Protesting against what they call "shocking animal abuse," a group of approximately 25 protestors held a demonstration in New York City on Thursday, hoping to raise awareness over what they say is Walmart's pork suppliers' alleged practice of confining pregnant sows to small gestation crates.
Walmart stores across the county -- including a location in Riverhead -- are allegedly dealing with pork suppliers that confine the pigs to the crates, protestors said.
According to the animal rights' group, Mercy for Animals, an "undercover investigation" in July revealed alleged animal abuse at a major Walmart pork supplier.
Mercy for Animals representatives charge that Walmart has "refused to follow the lead" of other major retailers including Costco, Kroger, and Safeway, who have put the brakes on suppliers who use gestation crates, which, animal advocates say, are "inherently cruel."
Phil Letten, MFA's national campaign coordinator, said Walmart is "dragging their feet." Basically, every other food provider, he said, has turned their back on gestation crates.
Protests have been organized, he said, to raise awareness. "We definitely feel consumers have a right to know where their food comes from, and how animals are treated, so they can make informed decisions."
Walmart spokeswoman Deisha Galberth Barnett responded on Friday: “This is a complicated issue and there are different points of view. We currently offer gestation crate-free pork products in a number of stores across the United States and will continue our ongoing discussions with suppliers, non-governmental organizations and food safety experts to increase that number," she said. “We hold our suppliers to the highest standards and do not tolerate animal mistreatment."
Galberth Barnett encouraged customers interested in learning more about how grocers and restaurants source pork products to contact the National Pork Board.
Eric Wells, owner of Wells Farm on Sound Avenue in Riverhead, also raises pigs. Regarding the debate of Walmart suppliers, Wells said, "Without seeing exactly what they’re doing, I can't say what they're doing is right or wrong."
Wells added that in order to make a "better judgment call," he'd have to see the suppliers' facility and, in order to make a fair assessment, he'd have to see the pens used for pigs and how many pigs were put in each pen. "If the pigs are overcroweed, yes, that's wrong," Wells said.
What's most important, Wells said, is raising healthy animals; he said using hormones, as some do, is not an approach he supports. "As long as they're healthy, that's what counts."
On the Wells Farm, pigs were originally fed corn -- owners raise 150 acres of corn on the property. But, Wells said, the pigs weren't getting enough nutrition, so now, the corn is mixed with all-natural duck grower pellets. "It gives them a more nutrition-based diet," he said.
In addition, Wells Farm pigs are kept in a barn on cement floors. "Every single day, we go in there and completely clean out the pens," Wells said. The pigs, he said, receive new feed every day. "In my opinion, that is one of the better ways of raising pigs."

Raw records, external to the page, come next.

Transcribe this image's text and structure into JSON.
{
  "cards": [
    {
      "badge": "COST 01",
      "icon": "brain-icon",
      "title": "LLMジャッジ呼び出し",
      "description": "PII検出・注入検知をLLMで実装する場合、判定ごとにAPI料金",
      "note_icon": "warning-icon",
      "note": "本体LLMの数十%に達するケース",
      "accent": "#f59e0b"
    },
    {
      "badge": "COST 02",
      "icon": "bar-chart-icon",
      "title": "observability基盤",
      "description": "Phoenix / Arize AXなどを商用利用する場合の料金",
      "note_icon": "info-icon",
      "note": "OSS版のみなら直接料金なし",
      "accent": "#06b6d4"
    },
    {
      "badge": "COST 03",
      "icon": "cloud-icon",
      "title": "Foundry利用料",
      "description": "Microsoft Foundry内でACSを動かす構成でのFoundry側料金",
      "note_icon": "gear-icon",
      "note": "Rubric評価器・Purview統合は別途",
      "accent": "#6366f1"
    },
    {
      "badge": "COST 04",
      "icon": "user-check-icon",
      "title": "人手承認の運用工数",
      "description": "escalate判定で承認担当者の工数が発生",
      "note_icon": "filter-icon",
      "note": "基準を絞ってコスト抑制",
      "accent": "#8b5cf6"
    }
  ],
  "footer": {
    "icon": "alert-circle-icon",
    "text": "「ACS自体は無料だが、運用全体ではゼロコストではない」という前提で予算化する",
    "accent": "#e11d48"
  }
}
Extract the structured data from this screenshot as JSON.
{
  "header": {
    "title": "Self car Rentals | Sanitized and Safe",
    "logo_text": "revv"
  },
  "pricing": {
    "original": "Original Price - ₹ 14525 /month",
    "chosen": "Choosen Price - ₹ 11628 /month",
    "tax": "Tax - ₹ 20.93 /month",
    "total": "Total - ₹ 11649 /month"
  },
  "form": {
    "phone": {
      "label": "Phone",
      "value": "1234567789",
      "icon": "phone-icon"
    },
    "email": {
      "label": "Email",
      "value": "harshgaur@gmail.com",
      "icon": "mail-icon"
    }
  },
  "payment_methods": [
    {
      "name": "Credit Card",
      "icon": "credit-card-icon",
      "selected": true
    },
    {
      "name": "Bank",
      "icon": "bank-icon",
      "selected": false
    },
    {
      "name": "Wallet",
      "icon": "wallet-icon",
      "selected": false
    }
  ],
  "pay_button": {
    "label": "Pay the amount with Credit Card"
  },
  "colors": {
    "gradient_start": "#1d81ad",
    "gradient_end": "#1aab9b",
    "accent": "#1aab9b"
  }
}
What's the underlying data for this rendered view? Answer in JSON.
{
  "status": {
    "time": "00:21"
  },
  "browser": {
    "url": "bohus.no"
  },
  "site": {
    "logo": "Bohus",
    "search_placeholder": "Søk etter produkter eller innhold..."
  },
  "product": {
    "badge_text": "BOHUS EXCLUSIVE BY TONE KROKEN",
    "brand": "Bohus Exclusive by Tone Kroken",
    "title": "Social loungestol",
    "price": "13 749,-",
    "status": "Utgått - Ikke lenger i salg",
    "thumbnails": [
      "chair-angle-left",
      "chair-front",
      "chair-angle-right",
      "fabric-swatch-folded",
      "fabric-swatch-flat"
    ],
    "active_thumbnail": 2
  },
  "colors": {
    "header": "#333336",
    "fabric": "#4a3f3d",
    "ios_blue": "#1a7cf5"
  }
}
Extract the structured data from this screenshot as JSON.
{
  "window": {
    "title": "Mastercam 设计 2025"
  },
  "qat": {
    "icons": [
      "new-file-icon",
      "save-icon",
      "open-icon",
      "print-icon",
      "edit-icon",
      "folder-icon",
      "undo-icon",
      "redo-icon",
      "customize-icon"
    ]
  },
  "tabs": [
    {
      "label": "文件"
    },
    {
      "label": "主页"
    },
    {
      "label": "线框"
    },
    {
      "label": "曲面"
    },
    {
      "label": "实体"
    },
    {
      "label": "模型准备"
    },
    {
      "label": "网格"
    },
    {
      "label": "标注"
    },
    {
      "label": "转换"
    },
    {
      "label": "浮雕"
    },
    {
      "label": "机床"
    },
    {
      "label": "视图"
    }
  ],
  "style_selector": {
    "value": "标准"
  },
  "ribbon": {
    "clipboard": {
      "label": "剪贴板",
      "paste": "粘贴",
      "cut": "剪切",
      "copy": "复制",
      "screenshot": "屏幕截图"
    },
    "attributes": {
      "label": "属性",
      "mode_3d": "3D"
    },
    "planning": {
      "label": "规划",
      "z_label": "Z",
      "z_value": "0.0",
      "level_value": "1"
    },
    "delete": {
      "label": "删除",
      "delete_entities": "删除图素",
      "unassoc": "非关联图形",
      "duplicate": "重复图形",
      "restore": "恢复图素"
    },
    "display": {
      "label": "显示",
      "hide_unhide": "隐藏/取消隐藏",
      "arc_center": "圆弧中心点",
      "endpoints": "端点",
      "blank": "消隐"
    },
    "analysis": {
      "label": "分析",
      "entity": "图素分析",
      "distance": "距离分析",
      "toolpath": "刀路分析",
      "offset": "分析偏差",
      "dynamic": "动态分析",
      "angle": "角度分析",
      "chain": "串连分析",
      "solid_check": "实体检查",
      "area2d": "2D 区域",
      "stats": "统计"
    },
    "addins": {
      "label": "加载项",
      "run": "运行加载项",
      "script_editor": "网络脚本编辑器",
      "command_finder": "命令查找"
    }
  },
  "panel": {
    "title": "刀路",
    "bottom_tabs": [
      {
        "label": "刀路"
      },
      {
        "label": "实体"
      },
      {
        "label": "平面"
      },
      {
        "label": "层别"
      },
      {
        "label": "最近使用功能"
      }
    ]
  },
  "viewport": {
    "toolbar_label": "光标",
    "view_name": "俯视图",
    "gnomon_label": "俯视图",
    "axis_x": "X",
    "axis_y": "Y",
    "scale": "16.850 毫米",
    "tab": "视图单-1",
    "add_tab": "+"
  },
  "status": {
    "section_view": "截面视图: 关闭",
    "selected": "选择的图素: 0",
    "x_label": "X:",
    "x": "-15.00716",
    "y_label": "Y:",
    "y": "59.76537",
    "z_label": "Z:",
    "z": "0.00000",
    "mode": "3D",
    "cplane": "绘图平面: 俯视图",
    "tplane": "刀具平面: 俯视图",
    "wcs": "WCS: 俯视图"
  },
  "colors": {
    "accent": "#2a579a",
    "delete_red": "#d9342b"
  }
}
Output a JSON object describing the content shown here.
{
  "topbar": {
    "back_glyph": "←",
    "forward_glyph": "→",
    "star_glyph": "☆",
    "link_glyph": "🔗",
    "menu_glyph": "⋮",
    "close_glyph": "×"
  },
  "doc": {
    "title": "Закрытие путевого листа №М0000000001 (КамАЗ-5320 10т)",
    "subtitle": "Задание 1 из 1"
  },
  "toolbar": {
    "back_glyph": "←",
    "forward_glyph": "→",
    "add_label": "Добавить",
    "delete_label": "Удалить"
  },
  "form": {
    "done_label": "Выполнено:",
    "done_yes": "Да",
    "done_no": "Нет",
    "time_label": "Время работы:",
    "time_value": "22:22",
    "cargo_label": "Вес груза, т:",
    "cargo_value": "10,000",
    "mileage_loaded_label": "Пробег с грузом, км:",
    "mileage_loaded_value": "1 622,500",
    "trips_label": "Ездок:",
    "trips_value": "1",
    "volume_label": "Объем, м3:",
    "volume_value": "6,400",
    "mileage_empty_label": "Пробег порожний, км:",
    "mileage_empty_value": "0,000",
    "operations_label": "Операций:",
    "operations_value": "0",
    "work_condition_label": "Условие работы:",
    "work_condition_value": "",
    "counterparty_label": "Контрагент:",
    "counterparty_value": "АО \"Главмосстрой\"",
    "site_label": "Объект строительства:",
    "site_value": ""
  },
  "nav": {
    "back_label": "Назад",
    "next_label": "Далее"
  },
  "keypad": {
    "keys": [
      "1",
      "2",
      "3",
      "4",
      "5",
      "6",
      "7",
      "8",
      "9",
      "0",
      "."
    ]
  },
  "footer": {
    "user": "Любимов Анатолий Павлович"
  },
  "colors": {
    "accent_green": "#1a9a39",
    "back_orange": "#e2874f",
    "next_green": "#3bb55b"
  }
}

Also on the Wells Farm, pigs are able to graze in a two-acre fenced-in swamp. "We let the pigs loose in there," Wells said. "There's fresh water to drink and they just go around grazing, eating natural shrubs."
The pens in the barn, Wells said, are "empty" compared to other facilities. Smaller bigs are kept in 10 x 20 pens, with 15 pigs at the most kept inside. Larger pigs are kept in 20 x 20 pens, with 15 to 20 pigs inside. Although technically, up to 50 pigs could fit, Wells said that would be "overcrowding."